THE DATA Block Start
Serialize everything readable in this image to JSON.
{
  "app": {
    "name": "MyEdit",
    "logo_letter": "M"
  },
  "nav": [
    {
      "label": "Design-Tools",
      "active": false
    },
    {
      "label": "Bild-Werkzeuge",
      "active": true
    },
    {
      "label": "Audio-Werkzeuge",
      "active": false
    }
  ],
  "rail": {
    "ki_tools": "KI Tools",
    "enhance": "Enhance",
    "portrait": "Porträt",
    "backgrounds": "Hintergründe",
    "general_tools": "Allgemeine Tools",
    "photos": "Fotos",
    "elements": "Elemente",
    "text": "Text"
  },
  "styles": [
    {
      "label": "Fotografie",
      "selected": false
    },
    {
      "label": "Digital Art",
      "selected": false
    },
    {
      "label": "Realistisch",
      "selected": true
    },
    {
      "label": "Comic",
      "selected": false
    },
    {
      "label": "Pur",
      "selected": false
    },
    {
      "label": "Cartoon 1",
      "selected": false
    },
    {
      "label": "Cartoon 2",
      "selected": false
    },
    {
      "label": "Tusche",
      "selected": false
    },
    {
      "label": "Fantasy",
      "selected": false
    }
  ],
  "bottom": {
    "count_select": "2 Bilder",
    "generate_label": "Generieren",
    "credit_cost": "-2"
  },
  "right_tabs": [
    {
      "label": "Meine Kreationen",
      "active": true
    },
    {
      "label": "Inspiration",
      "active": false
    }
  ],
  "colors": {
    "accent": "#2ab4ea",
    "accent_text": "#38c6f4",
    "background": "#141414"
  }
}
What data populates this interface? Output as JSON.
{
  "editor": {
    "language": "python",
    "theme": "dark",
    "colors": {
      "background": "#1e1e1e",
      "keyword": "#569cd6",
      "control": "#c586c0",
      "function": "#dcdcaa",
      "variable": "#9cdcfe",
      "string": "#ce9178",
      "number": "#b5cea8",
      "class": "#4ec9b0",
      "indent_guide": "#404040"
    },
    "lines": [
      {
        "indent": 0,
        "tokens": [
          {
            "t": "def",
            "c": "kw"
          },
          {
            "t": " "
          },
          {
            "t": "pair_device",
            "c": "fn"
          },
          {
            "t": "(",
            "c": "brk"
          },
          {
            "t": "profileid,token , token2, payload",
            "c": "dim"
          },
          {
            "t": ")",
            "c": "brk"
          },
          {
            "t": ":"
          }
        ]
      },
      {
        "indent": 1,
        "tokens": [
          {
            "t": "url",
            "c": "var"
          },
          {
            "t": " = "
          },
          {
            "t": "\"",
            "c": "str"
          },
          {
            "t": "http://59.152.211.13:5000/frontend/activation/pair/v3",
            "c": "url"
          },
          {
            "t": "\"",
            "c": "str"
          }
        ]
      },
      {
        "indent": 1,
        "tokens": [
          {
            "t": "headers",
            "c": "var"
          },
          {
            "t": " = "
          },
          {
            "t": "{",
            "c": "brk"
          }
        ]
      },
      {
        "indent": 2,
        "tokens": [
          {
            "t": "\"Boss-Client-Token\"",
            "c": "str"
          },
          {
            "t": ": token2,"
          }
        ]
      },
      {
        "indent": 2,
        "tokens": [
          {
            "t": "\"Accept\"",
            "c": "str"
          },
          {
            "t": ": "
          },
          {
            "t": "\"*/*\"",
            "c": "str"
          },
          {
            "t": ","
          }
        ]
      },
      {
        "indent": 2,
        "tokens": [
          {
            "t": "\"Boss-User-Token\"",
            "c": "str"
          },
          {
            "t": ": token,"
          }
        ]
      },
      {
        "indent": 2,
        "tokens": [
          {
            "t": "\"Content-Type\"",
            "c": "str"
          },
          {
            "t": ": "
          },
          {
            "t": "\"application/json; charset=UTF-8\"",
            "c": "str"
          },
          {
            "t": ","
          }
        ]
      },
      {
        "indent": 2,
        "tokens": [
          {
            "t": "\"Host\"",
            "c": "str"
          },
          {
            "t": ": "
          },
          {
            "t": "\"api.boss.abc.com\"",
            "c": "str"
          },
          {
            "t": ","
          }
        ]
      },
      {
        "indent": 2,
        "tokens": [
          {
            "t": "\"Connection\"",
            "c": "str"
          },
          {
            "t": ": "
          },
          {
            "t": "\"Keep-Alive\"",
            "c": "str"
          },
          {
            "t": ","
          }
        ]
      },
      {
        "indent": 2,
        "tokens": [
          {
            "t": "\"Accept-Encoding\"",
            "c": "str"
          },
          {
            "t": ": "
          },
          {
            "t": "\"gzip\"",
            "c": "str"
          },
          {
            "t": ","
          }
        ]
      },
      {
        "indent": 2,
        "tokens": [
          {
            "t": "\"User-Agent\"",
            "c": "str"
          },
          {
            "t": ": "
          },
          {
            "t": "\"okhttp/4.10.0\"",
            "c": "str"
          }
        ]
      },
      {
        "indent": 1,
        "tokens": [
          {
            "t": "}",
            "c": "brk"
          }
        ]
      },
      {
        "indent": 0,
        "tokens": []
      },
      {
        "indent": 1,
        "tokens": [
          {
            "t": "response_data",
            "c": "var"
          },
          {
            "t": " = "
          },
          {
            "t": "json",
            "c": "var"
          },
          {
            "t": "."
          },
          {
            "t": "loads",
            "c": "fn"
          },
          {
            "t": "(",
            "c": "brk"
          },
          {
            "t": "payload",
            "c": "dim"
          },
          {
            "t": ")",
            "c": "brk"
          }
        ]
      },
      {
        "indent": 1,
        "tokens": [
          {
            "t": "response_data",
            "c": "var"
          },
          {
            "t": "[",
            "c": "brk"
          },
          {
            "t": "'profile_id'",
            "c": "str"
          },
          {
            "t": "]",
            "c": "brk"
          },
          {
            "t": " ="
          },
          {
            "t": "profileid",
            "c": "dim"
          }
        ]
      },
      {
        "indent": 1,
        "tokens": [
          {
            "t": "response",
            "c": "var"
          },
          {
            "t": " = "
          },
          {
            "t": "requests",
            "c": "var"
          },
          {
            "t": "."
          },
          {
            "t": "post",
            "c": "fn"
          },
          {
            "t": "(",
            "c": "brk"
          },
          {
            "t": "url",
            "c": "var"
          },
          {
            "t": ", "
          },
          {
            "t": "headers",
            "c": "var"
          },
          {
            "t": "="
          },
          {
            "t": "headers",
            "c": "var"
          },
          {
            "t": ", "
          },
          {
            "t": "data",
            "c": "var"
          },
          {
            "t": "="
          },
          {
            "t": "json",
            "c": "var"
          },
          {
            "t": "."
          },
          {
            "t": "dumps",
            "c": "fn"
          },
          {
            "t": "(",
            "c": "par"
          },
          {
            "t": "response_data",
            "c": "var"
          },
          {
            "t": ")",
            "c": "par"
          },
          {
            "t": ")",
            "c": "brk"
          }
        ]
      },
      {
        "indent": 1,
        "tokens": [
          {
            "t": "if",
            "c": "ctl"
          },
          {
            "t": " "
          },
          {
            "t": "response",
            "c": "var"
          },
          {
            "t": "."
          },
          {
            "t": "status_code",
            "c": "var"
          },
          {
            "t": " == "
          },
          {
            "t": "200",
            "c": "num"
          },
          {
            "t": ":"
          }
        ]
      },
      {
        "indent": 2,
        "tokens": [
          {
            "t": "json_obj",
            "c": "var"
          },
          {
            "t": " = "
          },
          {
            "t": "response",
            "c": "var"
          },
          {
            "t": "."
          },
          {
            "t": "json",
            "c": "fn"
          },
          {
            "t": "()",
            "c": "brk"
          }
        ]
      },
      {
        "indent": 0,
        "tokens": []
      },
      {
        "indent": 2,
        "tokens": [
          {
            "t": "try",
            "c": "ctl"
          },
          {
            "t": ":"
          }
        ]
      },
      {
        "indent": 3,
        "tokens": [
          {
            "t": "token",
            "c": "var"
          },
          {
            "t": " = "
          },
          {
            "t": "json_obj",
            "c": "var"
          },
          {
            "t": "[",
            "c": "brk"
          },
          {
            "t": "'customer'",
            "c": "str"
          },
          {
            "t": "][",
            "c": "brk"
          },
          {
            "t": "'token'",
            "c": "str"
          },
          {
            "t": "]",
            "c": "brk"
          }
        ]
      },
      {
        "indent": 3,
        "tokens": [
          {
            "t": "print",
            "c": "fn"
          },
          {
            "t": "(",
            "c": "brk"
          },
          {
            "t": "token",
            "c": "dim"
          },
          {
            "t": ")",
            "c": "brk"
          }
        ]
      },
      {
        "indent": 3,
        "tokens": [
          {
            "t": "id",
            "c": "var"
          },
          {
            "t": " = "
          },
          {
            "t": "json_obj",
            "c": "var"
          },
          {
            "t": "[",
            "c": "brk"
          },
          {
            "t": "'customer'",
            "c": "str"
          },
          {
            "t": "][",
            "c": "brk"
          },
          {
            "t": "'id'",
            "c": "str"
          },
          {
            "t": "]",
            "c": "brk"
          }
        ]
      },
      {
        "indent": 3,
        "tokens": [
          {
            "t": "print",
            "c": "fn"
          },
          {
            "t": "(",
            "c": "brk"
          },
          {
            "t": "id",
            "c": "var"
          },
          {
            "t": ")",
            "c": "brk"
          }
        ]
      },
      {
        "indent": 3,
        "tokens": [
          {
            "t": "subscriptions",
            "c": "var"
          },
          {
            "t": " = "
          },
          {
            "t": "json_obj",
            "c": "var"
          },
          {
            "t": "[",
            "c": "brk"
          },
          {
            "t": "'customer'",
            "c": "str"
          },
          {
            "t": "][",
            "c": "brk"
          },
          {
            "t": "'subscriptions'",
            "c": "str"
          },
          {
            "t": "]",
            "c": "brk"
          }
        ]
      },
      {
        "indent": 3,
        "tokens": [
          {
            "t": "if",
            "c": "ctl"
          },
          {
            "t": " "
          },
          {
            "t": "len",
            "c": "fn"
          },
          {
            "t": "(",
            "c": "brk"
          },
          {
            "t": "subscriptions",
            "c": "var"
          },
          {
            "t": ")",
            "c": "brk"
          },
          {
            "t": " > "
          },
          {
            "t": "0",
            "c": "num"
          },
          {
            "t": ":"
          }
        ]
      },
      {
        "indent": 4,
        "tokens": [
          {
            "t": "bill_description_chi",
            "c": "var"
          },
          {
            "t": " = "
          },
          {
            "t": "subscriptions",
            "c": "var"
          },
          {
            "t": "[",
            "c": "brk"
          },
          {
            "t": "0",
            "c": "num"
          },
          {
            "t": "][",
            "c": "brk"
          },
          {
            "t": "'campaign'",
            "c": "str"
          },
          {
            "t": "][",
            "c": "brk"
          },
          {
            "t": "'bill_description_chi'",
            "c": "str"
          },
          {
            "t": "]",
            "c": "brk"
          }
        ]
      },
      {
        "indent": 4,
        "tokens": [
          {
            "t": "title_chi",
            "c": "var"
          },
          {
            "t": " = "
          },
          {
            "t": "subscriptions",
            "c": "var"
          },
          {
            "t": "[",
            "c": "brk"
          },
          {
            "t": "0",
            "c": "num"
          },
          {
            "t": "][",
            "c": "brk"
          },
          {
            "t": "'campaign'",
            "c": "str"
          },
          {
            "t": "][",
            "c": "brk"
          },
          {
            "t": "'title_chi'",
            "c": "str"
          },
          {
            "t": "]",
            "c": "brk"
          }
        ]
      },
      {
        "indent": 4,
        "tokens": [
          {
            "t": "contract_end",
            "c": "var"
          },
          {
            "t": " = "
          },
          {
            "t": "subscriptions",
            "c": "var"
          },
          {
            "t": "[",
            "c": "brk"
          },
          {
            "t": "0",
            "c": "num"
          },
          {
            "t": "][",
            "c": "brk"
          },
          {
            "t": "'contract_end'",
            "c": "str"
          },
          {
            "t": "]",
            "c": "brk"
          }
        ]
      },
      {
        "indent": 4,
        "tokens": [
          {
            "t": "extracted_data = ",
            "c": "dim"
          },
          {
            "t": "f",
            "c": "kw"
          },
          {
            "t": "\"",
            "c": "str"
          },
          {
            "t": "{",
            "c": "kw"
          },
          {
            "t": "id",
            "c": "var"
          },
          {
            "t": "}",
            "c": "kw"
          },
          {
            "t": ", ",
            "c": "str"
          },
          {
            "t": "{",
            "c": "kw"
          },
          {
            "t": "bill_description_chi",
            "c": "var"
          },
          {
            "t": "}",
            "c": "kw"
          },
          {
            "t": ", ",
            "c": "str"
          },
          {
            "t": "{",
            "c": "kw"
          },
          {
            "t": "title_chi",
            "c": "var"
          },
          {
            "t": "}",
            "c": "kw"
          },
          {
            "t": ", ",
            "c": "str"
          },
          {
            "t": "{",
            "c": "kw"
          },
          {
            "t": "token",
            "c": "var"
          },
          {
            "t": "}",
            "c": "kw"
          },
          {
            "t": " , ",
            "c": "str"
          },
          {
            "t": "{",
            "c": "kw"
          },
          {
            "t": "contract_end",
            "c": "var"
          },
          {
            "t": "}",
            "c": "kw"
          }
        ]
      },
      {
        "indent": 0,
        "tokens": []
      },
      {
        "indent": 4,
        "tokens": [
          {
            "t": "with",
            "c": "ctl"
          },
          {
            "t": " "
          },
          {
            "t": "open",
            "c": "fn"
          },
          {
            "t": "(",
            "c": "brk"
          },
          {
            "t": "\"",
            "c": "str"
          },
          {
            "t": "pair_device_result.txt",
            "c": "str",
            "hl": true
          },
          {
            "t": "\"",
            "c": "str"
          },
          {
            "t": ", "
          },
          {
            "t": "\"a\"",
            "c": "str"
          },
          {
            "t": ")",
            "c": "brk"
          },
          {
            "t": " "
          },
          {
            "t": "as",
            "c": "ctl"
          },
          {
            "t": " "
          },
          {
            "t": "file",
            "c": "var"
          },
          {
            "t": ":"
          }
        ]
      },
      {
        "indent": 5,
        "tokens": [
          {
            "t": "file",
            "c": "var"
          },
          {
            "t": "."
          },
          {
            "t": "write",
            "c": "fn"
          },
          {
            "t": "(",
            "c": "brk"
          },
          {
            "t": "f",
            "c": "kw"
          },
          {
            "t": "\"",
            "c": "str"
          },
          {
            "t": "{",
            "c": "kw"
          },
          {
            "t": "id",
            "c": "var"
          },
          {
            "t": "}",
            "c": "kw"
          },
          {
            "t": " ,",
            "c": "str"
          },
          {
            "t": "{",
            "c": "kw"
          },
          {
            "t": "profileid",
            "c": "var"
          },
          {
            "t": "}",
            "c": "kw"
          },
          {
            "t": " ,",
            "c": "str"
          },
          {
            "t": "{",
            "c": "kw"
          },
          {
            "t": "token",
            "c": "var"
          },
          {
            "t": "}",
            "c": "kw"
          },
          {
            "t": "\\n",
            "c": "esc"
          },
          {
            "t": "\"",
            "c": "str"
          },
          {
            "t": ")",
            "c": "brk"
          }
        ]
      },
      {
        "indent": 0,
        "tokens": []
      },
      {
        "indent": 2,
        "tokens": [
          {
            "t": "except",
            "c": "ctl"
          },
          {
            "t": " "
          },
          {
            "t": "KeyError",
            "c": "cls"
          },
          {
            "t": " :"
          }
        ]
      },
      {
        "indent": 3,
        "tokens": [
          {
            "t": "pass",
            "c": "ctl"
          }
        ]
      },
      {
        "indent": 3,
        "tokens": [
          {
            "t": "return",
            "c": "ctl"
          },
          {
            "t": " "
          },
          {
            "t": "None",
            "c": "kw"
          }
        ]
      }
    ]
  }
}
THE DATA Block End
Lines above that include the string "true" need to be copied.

--- REPLY TO THE TASK ---
      "active": true
      "selected": true
      "active": true
            "hl": true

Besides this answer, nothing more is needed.